Monday, December 31, 2012

According to Neil Lanctot, Author of Negro League Baseball

In taking from the website
you can learn about the Negro Leagues without having to purchase the books of others who evidently feel their information is on a "need to know" basis for the baseball fanatic.

In a couple of questions you will see that the statistics kept weren't reliable.

From the aformentioned website:

JJM "Some of the Negro League player statistics are pretty amazing. For example, Josh Gibson is reputed to have hit .542 one season. How reliable are the Negro League statistics?

NL Unfortunately, the statistics are not reliable. After the game, League statisticians were dependent on the owners or managers to submit their box scores to a central office, where the numbers would be compiled. Often, the statistics were not even submitted, which would skew the results."

In other words, they don't have box scores for every game played and some of the box scores don't have all of the necessary information.

"The inaccuracy of the statistics is extremely frustrating. While I was doing research for the book, I would often wonder how in the world they could mess something as essential as statistics? It is such a basic thing in baseball. A major appeal of baseball is statistical comparisons, but because the administration of the Negro Leagues was so weak they never could quite get their act together around this issue. They could never get all League owners on the same page regarding it."

"In general, the League publicity was never very good. They depended on the black newspapers for publicity but they were often not cooperative with them as far as getting information out to the fans. Many of the black newspapers were frustrated with the Negro Leagues, complaining that they couldn't get the information they needed. The black sports writer, Sam Lacy, said at one point that his newspaper offered to pay for the results of the game, and even then they didn't receive cooperation."

(Note: Something to consider when you see the amazing numbers. Sometimes the great Negro League teams played against semipro teams of lesser talent. Some of these semipro teams were white. Yes, the Negro League was a professional league but they straddled these two worlds.)

JJM:"This lack of structure really contributed to the demise of the League. The social changes taking place like would have eliminated the League anyway, but what kept money out of the owners' pockets and seemed to expedite their demise was that they rarely signed players to contracts. This left them vulnerable to major league teams who could sign players without the need of paying out compensation.

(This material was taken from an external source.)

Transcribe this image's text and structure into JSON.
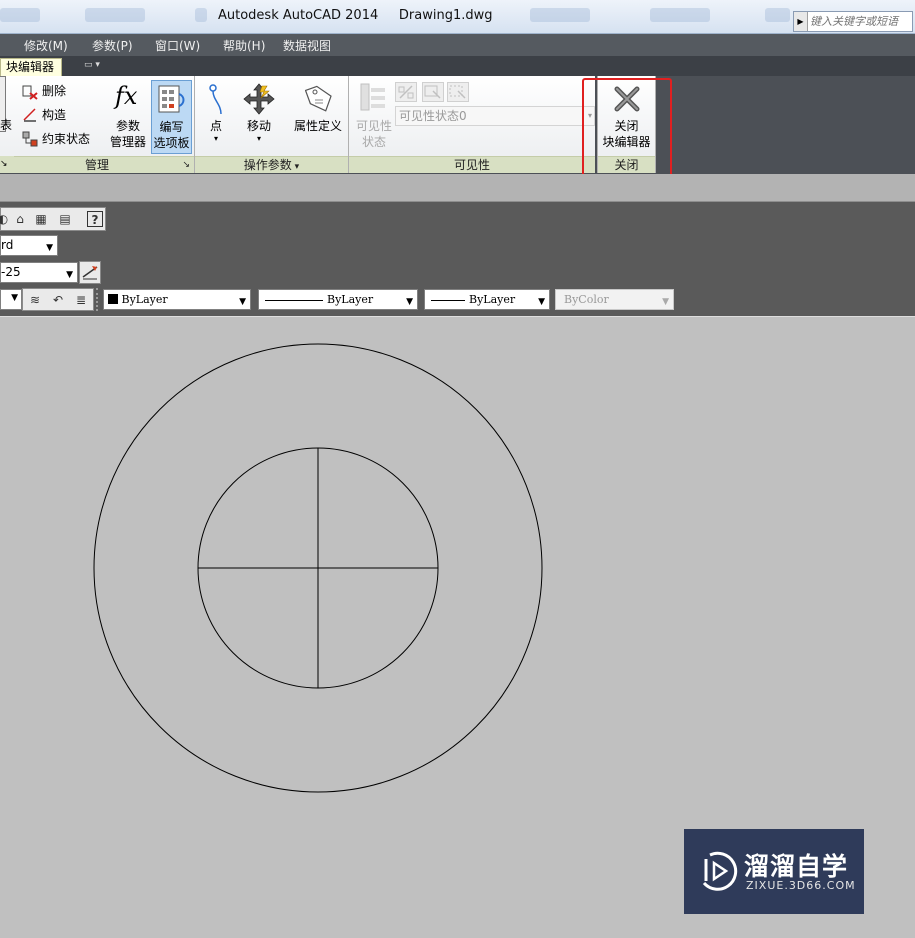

While some teams did have contracts, they weren't even notarized, which meant they didn't have much legal force. Other teams didn't use contracts at all, including the Kansas City Monarchs, for whom Jackie Robinson played before Branch Rickey signed him.

It was the author's contention that they (owners of the Negro Leagues) preferred the kind of non-existent obligation. Of course, the consequence of this is that when major league teams came calling, Negro League teams took quite a hit. The Monarchs didn't get a penny for Robinson, nor did the Newark Eagles for Don Newcombe or the Baltimore Elite Giants for Roy Campanella. So, while these players became a cornerstone in the success of the Brooklyn Dodgers during the late forties and fifties, Negro League teams didn't get a penny for them."

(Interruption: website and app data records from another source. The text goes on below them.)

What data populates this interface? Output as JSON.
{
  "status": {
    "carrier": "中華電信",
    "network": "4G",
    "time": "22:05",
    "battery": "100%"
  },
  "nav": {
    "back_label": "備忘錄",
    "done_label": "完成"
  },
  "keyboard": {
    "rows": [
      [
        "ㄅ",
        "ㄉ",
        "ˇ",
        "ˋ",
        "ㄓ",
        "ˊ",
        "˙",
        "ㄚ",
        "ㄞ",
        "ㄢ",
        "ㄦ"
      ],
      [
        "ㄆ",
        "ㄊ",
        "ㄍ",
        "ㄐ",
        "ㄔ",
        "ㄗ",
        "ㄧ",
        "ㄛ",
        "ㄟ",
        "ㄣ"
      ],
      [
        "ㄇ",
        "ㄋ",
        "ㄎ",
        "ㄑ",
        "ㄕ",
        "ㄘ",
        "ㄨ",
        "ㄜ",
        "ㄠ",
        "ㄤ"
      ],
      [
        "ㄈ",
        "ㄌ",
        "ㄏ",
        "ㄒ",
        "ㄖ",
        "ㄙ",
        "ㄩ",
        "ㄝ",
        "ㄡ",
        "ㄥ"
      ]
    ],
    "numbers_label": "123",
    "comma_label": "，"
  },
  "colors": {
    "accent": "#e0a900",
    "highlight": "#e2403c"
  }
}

"The largest sum paid out for a Negro League player may have been fifteen or twenty thousand dollars--the Newark Eagles got approximately fifteen thousand for Larry Doby, which is about the same the Birmingham Black Barons got for Willie Mays and the Indianapolis Clowns got for Hank Aaron."

But that was about what these teams were going to get in that period. And more importantly it wasn't zero.

Wow, to think nothing was received for Jackie Robinson, Roy Campanella and Don Newcombe! Ya think this is what Branch Rickey had in mind all along? Sure, he was looked upon as some sort of Abraham Lincoln type but perhaps he saw it as a way to get quality players on the ultimate cheap. Larry McPhail certainly felt this way about "El Cheapo," (a.k.a. Branch Rickey).

Kevin J. Marquez